When we heard that the local council’s partners had withdrawn from the development agreement for Dee House CHBPT decided to step in to see if we could help.
This Grade II Listed building was built in four phases commencing with an important 18th century townhouse which forms the core of the current building. It was extended for a religious order by Edmund Kirby in the neo-Gothic style with a later wing to the west in a ‘Georgian’ style. The low range of buildings above Souter’s Lane is 20th century but the key thing to note about Dee House is that it was built over Chester’s Roman Amphitheatre, only rediscovered in the early 20th century and partially excavated after the road to Newgate was diverted around it.
Dee House is in a sorry state having been abandoned by British Telecom and acquired by the then local council for “public benefit” but the recent withdrawal of the partner developer was the last straw and we saw CHBPT as a possible vehicle for its rescue. The Architectural Heritage Fund agreed and grant aided a Project Viability Report but we were surprised at the outcome of the study by Conservation Architects Donald Insall Associates. In parallel, Cheshire West and Chester Council had set up a working group to explore the best way forward and we worked in partnership with everyone to come to the same conclusion.
We had thought that ownership by a community group might be CHBPT’s obvious route, but we soon discovered that the poor building is in a dangerous condition, damaged by fire, dry rot and internal collapse. For a conservation group to recommend partial demolition of an 18th century Listed building might appear contradictory but in fact it is the only way to remove a large conservation deficit and make the building safe, economically viable and ready to take on a new life.
Cheshire West and Chester Council accepted our recommendation, through the working party and has heroically risen to the challenge and submitted a September 2021 Listed Building Consent for a strip-out, salvage and stabilisation project ahead of trying to find a new partner developer. Our advice is that in return for this public investment a significant element of public access and interpretation was to be included in any future redevelopment proposal.

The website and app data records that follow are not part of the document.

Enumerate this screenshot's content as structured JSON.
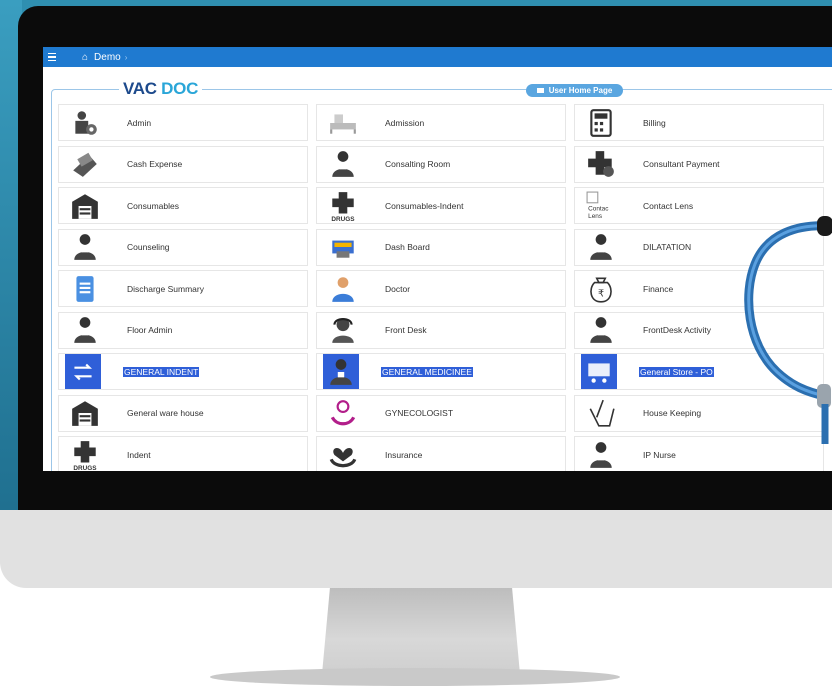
{
  "topbar": {
    "breadcrumb": "Demo"
  },
  "brand": {
    "part1": "VAC",
    "part2": "DOC"
  },
  "home_button": {
    "label": "User Home Page"
  },
  "modules": [
    {
      "label": "Admin",
      "icon": "admin-gear-icon"
    },
    {
      "label": "Admission",
      "icon": "bed-icon"
    },
    {
      "label": "Billing",
      "icon": "calculator-icon"
    },
    {
      "label": "Cash Expense",
      "icon": "cash-hand-icon"
    },
    {
      "label": "Consalting Room",
      "icon": "doctor-icon"
    },
    {
      "label": "Consultant Payment",
      "icon": "medical-cross-payment-icon"
    },
    {
      "label": "Consumables",
      "icon": "warehouse-icon"
    },
    {
      "label": "Consumables-Indent",
      "icon": "drugs-cross-icon"
    },
    {
      "label": "Contact Lens",
      "icon": "broken-image-icon",
      "alt": "Contac Lens"
    },
    {
      "label": "Counseling",
      "icon": "doctor-icon"
    },
    {
      "label": "Dash Board",
      "icon": "dashboard-icon"
    },
    {
      "label": "DILATATION",
      "icon": "doctor-icon"
    },
    {
      "label": "Discharge Summary",
      "icon": "document-icon"
    },
    {
      "label": "Doctor",
      "icon": "doctor-avatar-icon"
    },
    {
      "label": "Finance",
      "icon": "money-bag-icon"
    },
    {
      "label": "Floor Admin",
      "icon": "doctor-icon"
    },
    {
      "label": "Front Desk",
      "icon": "receptionist-icon"
    },
    {
      "label": "FrontDesk Activity",
      "icon": "doctor-icon"
    },
    {
      "label": "GENERAL INDENT",
      "icon": "swap-arrows-icon",
      "selected": true
    },
    {
      "label": "GENERAL MEDICINEE",
      "icon": "doctor-icon",
      "selected": true
    },
    {
      "label": "General Store - PO",
      "icon": "cart-icon",
      "selected": true
    },
    {
      "label": "General ware house",
      "icon": "warehouse-icon"
    },
    {
      "label": "GYNECOLOGIST",
      "icon": "female-hands-icon"
    },
    {
      "label": "House Keeping",
      "icon": "broom-bucket-icon"
    },
    {
      "label": "Indent",
      "icon": "drugs-cross-icon"
    },
    {
      "label": "Insurance",
      "icon": "heart-hands-icon"
    },
    {
      "label": "IP Nurse",
      "icon": "doctor-icon"
    }
  ],
  "colors": {
    "topbar": "#1f7ad0",
    "selection": "#2f5fd8",
    "brand_dark": "#1d4a8c",
    "brand_light": "#2aa6d8"
  }
}
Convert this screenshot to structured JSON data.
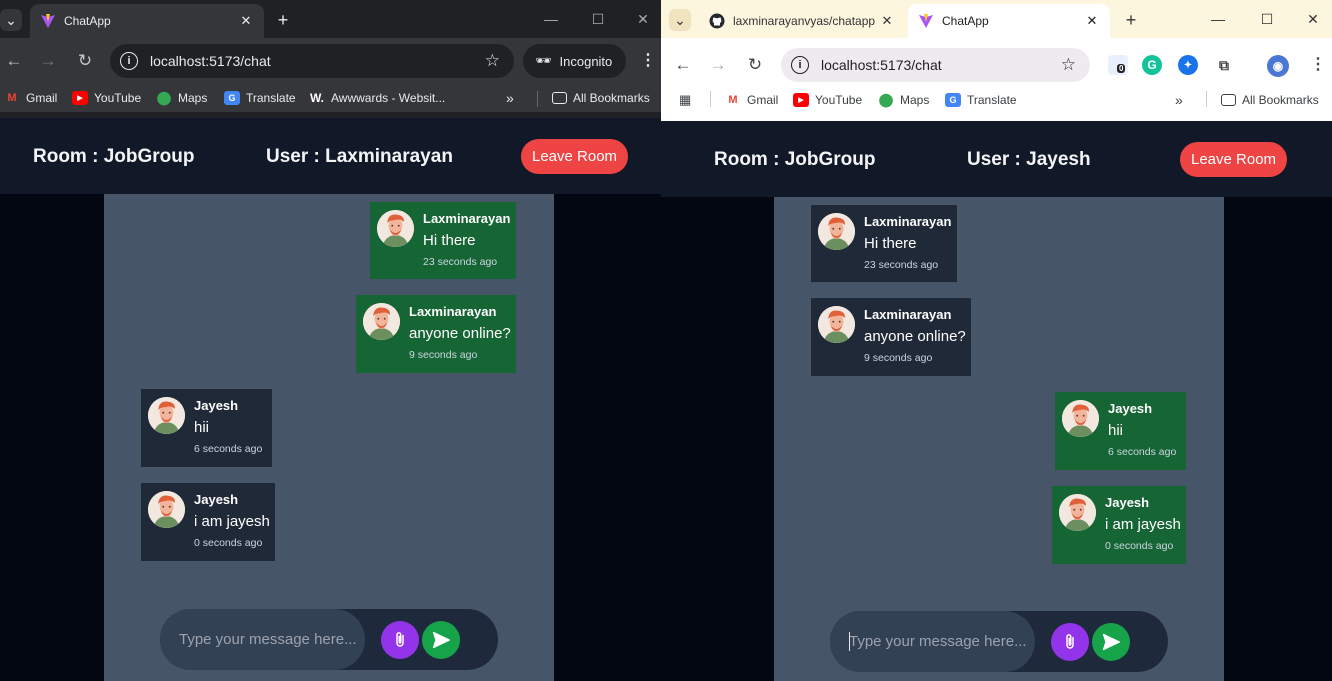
{
  "colors": {
    "header_bg": "#111827",
    "panel_bg": "#475569",
    "own_message_bg": "#166534",
    "other_message_bg": "#1f2937",
    "leave_button": "#ef4444",
    "attach_button": "#9333ea",
    "send_button": "#16a34a"
  },
  "left_window": {
    "tabs": [
      {
        "label": "ChatApp",
        "icon": "vite-icon"
      }
    ],
    "url": "localhost:5173/chat",
    "incognito_label": "Incognito",
    "bookmarks": [
      {
        "label": "Gmail",
        "icon": "gmail-icon"
      },
      {
        "label": "YouTube",
        "icon": "youtube-icon"
      },
      {
        "label": "Maps",
        "icon": "maps-icon"
      },
      {
        "label": "Translate",
        "icon": "translate-icon"
      },
      {
        "label": "Awwwards - Websit...",
        "icon": "awwwards-icon"
      }
    ],
    "all_bookmarks": "All Bookmarks",
    "app": {
      "room": "Room : JobGroup",
      "user": "User : Laxminarayan",
      "leave_label": "Leave Room",
      "messages": [
        {
          "name": "Laxminarayan",
          "text": "Hi there",
          "time": "23 seconds ago",
          "own": true
        },
        {
          "name": "Laxminarayan",
          "text": "anyone online?",
          "time": "9 seconds ago",
          "own": true
        },
        {
          "name": "Jayesh",
          "text": "hii",
          "time": "6 seconds ago",
          "own": false
        },
        {
          "name": "Jayesh",
          "text": "i am jayesh",
          "time": "0 seconds ago",
          "own": false
        }
      ],
      "placeholder": "Type your message here..."
    }
  },
  "right_window": {
    "tabs": [
      {
        "label": "laxminarayanvyas/chatapp",
        "icon": "github-icon"
      },
      {
        "label": "ChatApp",
        "icon": "vite-icon"
      }
    ],
    "url": "localhost:5173/chat",
    "extension_badge": "0",
    "bookmarks": [
      {
        "label": "Gmail",
        "icon": "gmail-icon"
      },
      {
        "label": "YouTube",
        "icon": "youtube-icon"
      },
      {
        "label": "Maps",
        "icon": "maps-icon"
      },
      {
        "label": "Translate",
        "icon": "translate-icon"
      }
    ],
    "all_bookmarks": "All Bookmarks",
    "app": {
      "room": "Room : JobGroup",
      "user": "User : Jayesh",
      "leave_label": "Leave Room",
      "messages": [
        {
          "name": "Laxminarayan",
          "text": "Hi there",
          "time": "23 seconds ago",
          "own": false
        },
        {
          "name": "Laxminarayan",
          "text": "anyone online?",
          "time": "9 seconds ago",
          "own": false
        },
        {
          "name": "Jayesh",
          "text": "hii",
          "time": "6 seconds ago",
          "own": true
        },
        {
          "name": "Jayesh",
          "text": "i am jayesh",
          "time": "0 seconds ago",
          "own": true
        }
      ],
      "placeholder": "Type your message here..."
    }
  }
}
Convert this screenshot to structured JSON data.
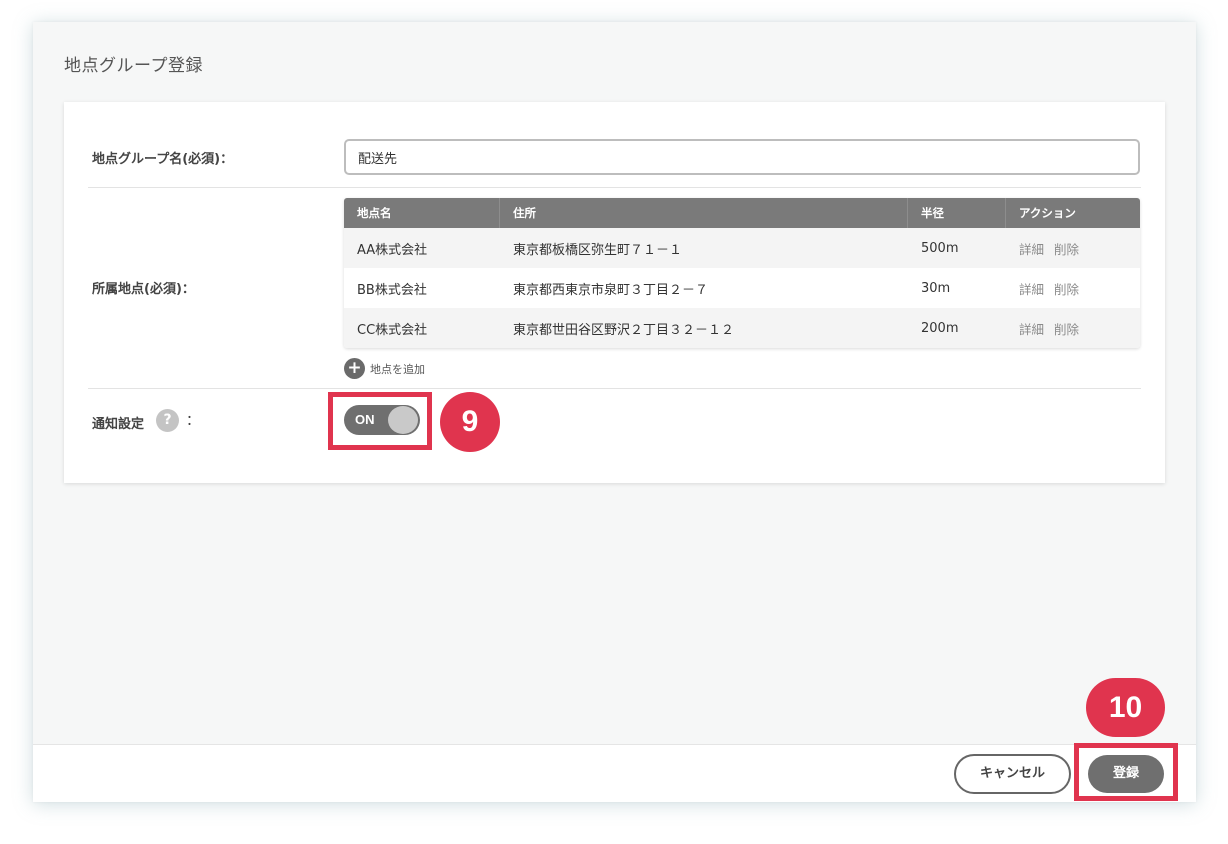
{
  "dialog": {
    "title": "地点グループ登録"
  },
  "form": {
    "group_name_label": "地点グループ名(必須)：",
    "group_name_value": "配送先",
    "points_label": "所属地点(必須)：",
    "notify_label": "通知設定",
    "notify_help": "?",
    "notify_colon": "：",
    "notify_toggle_text": "ON",
    "add_point_icon": "+",
    "add_point_label": "地点を追加"
  },
  "table": {
    "headers": [
      "地点名",
      "住所",
      "半径",
      "アクション"
    ],
    "rows": [
      {
        "name": "AA株式会社",
        "address": "東京都板橋区弥生町７１－１",
        "radius": "500m",
        "detail": "詳細",
        "delete": "削除"
      },
      {
        "name": "BB株式会社",
        "address": "東京都西東京市泉町３丁目２－７",
        "radius": "30m",
        "detail": "詳細",
        "delete": "削除"
      },
      {
        "name": "CC株式会社",
        "address": "東京都世田谷区野沢２丁目３２－１２",
        "radius": "200m",
        "detail": "詳細",
        "delete": "削除"
      }
    ]
  },
  "footer": {
    "cancel_label": "キャンセル",
    "register_label": "登録"
  },
  "annotations": {
    "badge_toggle": "9",
    "badge_register": "10"
  },
  "colors": {
    "highlight": "#e0344e",
    "table_header": "#7a7a7a",
    "toggle_bg": "#6f6f6f"
  },
  "icons": {
    "help": "question-circle-icon",
    "add": "plus-circle-icon"
  }
}
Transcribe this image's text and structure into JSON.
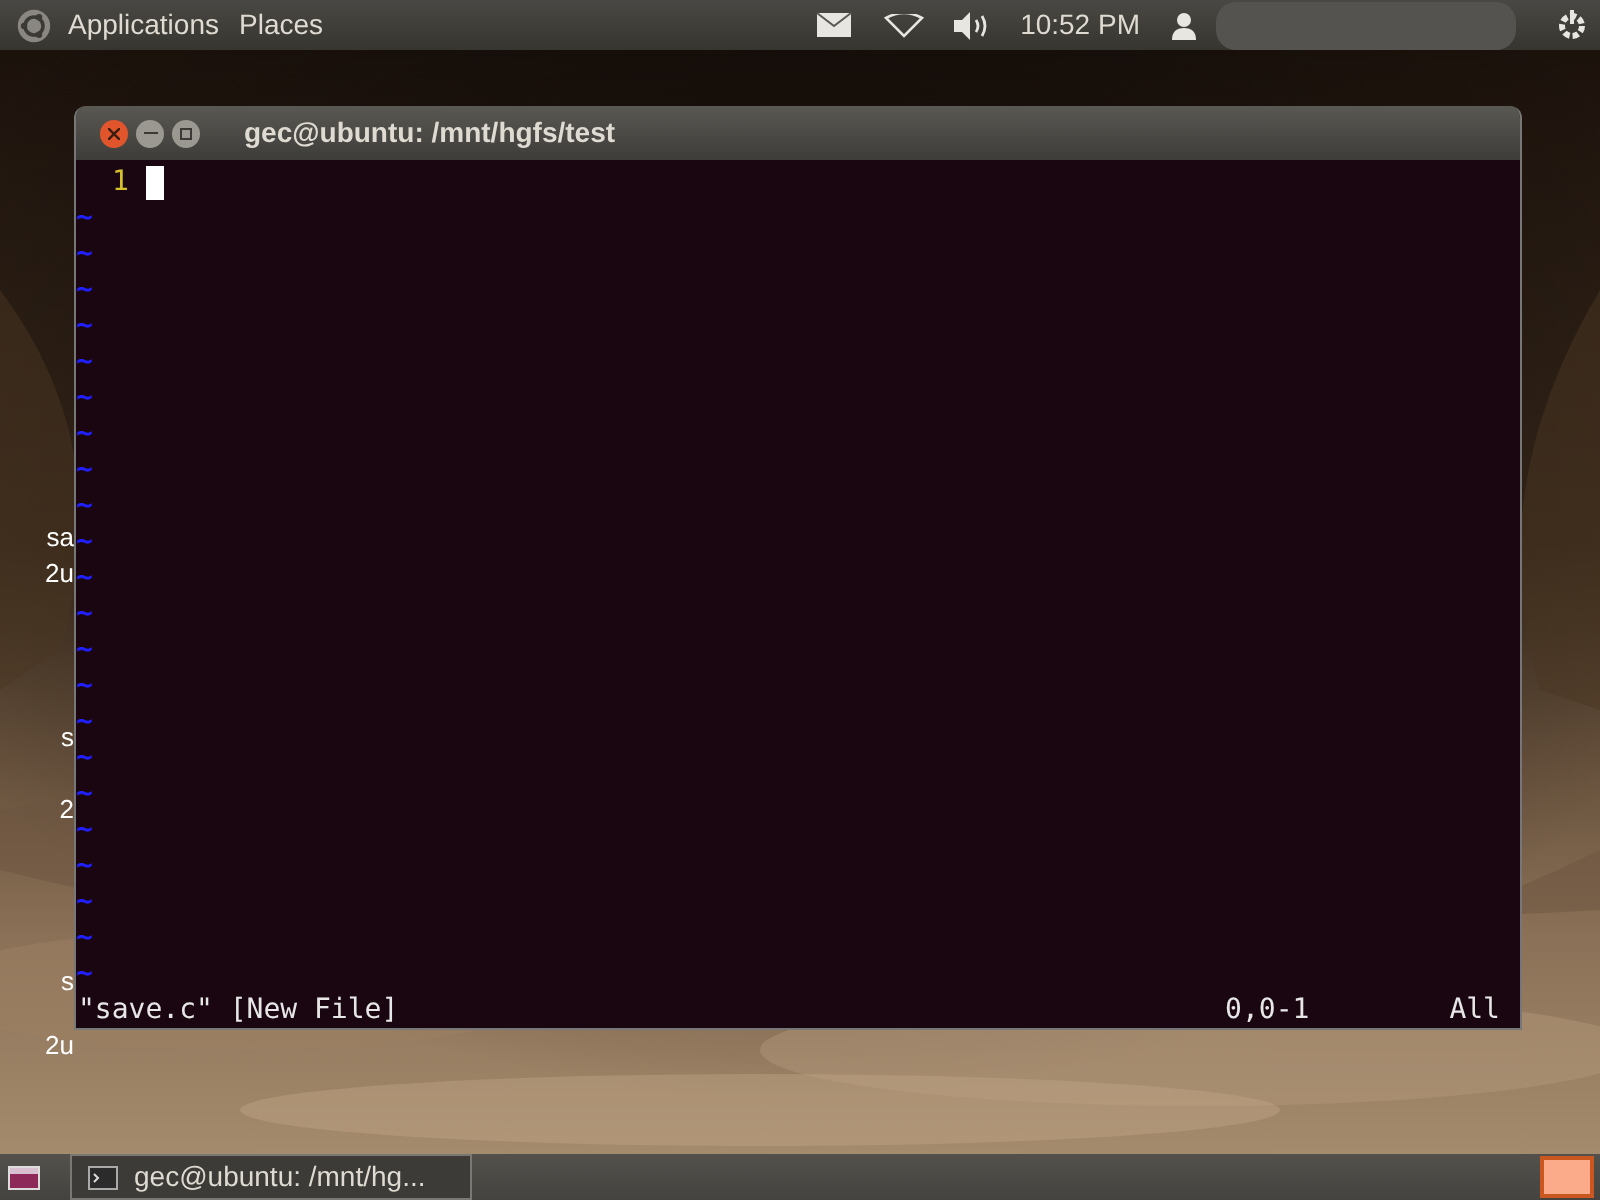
{
  "top_panel": {
    "menus": [
      "Applications",
      "Places"
    ],
    "clock": "10:52 PM"
  },
  "desktop_labels": [
    {
      "text": "sa"
    },
    {
      "text": "2u"
    },
    {
      "text": "s"
    },
    {
      "text": "2"
    },
    {
      "text": "s"
    },
    {
      "text": "2u"
    }
  ],
  "window": {
    "title": "gec@ubuntu: /mnt/hgfs/test",
    "lines": [
      {
        "number": "1"
      }
    ],
    "empty_lines": [
      "~",
      "~",
      "~",
      "~",
      "~",
      "~",
      "~",
      "~",
      "~",
      "~",
      "~",
      "~",
      "~",
      "~",
      "~",
      "~",
      "~",
      "~",
      "~",
      "~",
      "~",
      "~"
    ],
    "status_line": {
      "message": "\"save.c\" [New File]",
      "position": "0,0-1",
      "scroll": "All"
    }
  },
  "bottom_panel": {
    "tasks": [
      {
        "label": "gec@ubuntu: /mnt/hg...",
        "selected": false
      }
    ]
  }
}
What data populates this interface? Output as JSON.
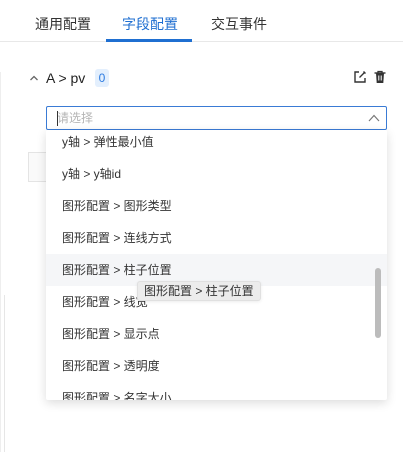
{
  "tabs": [
    {
      "label": "通用配置",
      "active": false
    },
    {
      "label": "字段配置",
      "active": true
    },
    {
      "label": "交互事件",
      "active": false
    }
  ],
  "field": {
    "title": "A > pv",
    "badge": "0",
    "icons": {
      "collapse": "chevron-up-icon",
      "edit": "edit-icon",
      "delete": "trash-icon"
    }
  },
  "select": {
    "placeholder": "请选择",
    "arrow_icon": "chevron-up-icon"
  },
  "dropdown": {
    "options": [
      {
        "label": "y轴 > 弹性最小值"
      },
      {
        "label": "y轴 > y轴id"
      },
      {
        "label": "图形配置 > 图形类型"
      },
      {
        "label": "图形配置 > 连线方式"
      },
      {
        "label": "图形配置 > 柱子位置",
        "hovered": true
      },
      {
        "label": "图形配置 > 线宽"
      },
      {
        "label": "图形配置 > 显示点"
      },
      {
        "label": "图形配置 > 透明度"
      },
      {
        "label": "图形配置 > 名字大小"
      }
    ]
  },
  "tooltip": {
    "text": "图形配置 > 柱子位置"
  },
  "colors": {
    "accent": "#1f6fd1",
    "badge_bg": "#e3effd",
    "badge_text": "#2d7be0",
    "hover_bg": "#f5f6f8",
    "tooltip_bg": "#ececec"
  }
}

Our full report is available. if you would like an electronic copy please contact us.